“It may be over between us, but it’s not finished.”
I find it immediately annoying that the first two listed stars of WOMEN in Love are Alan Bates and Oliver Reed. Women can’t even star in their own movie! But I stopped being annoyed almost immediately. I think this was Ken’s third theatrical feature after Billion Dollar Brain and the little-known French Dressing, and it’s intoxicating, successfully applying all his (and his actors’) stylistic excess to a period novel by D.H. Lawrence about doomed rich people.
Jackson taunts some cows:
Linden and Bates:
The doom begins early on, as all our main characters meet at the wedding of two vibrant young lovers who drown together soon afterwards. I think Oliver Reed (star of The Devils) was the bride’s brother, and Bates (The Go-Between, Dr. M) is his friend.
Also at the party: two sisters with great names (Gudrun and Ursula) and extravagant, attention-grabbing host Eleanor Bron (four years after Help!), who is dating major romantic Bates until he takes up with Ursula (Jennie Linden, lately of a Dr. Who movie), while his more intense, coal-mine manager buddy Reed goes with red-haired Gudrun (Glenda Jackson of Hopscotch, later an anti-Thatcher member of parliament who ran twice for mayor of London)
Thinking ’bout Eleanor Bron:
Bates and Ursula get married and take a ski trip with the others.
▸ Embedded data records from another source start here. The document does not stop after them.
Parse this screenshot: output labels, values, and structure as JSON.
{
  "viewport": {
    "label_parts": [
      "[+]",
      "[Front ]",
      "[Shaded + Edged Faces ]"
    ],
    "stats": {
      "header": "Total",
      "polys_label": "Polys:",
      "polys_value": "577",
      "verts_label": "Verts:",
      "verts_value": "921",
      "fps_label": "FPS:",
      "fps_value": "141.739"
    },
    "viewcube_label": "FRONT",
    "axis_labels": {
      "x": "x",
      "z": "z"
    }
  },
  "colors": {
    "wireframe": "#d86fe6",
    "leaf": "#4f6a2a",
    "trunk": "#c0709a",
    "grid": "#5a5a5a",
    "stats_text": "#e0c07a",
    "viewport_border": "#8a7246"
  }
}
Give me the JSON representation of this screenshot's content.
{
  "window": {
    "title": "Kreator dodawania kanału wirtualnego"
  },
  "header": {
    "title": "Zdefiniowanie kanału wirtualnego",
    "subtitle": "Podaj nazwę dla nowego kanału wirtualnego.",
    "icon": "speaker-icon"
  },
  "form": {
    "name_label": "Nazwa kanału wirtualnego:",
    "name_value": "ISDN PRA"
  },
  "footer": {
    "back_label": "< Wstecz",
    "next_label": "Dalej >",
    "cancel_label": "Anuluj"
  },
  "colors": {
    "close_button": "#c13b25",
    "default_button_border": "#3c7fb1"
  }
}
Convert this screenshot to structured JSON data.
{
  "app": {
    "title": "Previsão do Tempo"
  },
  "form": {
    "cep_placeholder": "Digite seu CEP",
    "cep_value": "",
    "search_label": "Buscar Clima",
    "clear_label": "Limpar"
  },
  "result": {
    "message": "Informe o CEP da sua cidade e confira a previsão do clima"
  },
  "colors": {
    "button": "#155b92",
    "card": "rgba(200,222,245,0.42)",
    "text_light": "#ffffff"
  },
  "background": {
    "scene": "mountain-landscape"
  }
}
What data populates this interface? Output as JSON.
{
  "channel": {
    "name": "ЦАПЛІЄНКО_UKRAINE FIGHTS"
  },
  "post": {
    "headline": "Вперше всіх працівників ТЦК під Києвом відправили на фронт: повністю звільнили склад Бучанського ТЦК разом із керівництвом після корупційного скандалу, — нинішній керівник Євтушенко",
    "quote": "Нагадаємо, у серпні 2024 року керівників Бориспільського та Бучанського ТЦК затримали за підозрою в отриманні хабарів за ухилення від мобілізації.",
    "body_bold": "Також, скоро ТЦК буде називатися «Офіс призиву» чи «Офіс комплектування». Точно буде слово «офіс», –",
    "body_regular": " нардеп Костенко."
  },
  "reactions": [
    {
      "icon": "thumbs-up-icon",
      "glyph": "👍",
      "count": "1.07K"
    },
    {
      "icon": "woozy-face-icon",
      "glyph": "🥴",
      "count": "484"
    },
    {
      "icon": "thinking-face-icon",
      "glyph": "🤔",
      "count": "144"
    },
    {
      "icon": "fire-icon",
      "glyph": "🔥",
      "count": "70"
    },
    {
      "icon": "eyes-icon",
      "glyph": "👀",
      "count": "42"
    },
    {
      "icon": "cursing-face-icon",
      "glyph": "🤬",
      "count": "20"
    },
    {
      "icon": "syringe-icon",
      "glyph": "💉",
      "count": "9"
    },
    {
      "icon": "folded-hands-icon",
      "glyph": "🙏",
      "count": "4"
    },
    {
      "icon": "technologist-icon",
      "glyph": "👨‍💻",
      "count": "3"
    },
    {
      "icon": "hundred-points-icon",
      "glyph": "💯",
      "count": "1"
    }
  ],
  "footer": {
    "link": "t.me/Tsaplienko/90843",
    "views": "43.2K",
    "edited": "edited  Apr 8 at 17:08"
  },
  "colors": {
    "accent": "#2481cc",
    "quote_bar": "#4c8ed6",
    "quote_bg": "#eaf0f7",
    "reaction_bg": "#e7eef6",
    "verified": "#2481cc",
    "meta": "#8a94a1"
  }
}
Reed is jealous and old-fashioned, disapproves of Gudrun’s friendship with a local sculptor, finally nearly strangles her then tromps off into the snow to freeze to death.
The title made me think there’d be a lesbian story but instead we get Bates and Reed wrestling completely nude by the fire, and the ending implies that the great love story of the film was Bates and Reed’s friendship.
This movie got heaps of award nominations including 11 from the Baftas (but Midnight Cowboy and Oh! What a Lovely War cleaned up) and 4 from the Oscars, with Glenda Jackson winning most of them, and made Russell’s reputation in Britain. Wikipedia says the book was a sequel (the sisters appeared in earlier novel The Rainbow) and Bates’s character may have been Lawrence’s stand-in.